* _Provided data_
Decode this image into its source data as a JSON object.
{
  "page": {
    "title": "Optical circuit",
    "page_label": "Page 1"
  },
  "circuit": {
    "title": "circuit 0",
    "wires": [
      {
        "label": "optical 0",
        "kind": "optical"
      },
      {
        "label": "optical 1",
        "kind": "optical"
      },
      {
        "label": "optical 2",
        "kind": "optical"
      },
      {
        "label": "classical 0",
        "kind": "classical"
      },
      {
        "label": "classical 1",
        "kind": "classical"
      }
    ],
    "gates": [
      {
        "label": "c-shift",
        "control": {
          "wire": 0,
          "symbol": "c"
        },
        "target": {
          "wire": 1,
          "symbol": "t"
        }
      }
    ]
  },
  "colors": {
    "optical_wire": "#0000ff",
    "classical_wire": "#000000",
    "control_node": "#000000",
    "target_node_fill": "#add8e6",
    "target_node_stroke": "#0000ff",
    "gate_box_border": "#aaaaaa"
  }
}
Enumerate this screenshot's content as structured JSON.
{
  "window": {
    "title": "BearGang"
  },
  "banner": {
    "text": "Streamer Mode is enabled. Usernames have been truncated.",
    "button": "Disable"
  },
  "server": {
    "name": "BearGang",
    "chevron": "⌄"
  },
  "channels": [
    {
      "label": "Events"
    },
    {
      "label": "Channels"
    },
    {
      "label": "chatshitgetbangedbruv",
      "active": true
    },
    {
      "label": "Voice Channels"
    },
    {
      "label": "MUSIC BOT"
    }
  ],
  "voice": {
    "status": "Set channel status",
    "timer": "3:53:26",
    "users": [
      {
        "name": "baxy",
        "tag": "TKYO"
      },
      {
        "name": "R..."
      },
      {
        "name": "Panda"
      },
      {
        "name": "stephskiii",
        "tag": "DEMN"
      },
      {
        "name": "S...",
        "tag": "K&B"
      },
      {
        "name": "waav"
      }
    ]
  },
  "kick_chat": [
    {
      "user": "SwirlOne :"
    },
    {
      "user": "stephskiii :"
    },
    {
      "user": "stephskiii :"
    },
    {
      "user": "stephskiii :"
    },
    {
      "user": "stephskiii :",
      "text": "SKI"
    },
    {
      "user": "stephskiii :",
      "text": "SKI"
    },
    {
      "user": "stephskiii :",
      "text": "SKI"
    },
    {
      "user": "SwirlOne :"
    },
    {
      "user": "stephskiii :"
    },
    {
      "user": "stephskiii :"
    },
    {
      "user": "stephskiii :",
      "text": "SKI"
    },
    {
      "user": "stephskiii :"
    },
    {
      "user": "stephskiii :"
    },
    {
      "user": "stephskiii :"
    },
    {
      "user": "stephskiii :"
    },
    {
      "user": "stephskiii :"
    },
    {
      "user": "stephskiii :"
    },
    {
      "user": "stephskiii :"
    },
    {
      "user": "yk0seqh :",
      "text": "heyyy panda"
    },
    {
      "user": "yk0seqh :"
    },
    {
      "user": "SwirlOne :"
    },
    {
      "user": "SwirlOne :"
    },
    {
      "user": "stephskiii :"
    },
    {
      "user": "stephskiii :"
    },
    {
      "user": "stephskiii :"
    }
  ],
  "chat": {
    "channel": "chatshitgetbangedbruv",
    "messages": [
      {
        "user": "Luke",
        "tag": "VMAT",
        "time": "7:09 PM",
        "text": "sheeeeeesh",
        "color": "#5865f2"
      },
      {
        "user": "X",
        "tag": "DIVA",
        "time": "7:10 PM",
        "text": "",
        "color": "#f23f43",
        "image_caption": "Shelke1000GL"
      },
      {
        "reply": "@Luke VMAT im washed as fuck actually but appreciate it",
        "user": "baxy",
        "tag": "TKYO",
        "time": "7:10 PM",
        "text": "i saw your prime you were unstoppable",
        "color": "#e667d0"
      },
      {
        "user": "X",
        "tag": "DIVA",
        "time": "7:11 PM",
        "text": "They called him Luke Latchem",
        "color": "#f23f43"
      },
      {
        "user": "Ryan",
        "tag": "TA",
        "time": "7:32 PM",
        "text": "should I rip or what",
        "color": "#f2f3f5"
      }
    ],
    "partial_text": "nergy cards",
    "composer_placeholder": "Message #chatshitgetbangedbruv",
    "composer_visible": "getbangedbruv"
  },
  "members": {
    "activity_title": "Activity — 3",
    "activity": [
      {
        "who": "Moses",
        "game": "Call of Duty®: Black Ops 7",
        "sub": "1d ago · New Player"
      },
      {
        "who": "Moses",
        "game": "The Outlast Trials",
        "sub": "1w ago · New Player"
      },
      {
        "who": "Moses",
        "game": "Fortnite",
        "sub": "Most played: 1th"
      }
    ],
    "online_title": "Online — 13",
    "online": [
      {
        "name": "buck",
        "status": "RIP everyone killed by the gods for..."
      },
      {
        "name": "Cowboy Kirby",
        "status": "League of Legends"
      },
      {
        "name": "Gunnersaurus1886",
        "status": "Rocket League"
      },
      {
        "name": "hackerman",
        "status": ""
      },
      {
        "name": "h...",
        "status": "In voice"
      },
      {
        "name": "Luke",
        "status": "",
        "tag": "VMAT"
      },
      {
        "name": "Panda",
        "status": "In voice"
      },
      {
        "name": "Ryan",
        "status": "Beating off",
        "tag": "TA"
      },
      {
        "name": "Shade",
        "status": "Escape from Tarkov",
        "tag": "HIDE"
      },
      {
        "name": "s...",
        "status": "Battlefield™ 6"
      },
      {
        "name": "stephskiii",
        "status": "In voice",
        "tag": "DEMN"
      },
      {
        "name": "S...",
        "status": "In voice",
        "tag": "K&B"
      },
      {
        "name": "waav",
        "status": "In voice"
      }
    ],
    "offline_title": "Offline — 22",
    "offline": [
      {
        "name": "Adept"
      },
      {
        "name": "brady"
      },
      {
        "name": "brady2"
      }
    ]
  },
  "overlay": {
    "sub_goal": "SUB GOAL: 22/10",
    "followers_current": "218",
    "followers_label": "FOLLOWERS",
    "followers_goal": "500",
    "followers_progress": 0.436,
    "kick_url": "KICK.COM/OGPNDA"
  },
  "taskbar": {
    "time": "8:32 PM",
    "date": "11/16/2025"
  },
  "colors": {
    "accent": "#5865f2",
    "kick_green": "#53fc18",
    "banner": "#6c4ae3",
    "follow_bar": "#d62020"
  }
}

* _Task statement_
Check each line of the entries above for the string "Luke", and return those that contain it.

* _Exercise response_
        "user": "Luke",
        "reply": "@Luke VMAT im washed as fuck actually but appreciate it",
        "text": "They called him Luke Latchem",
        "name": "Luke",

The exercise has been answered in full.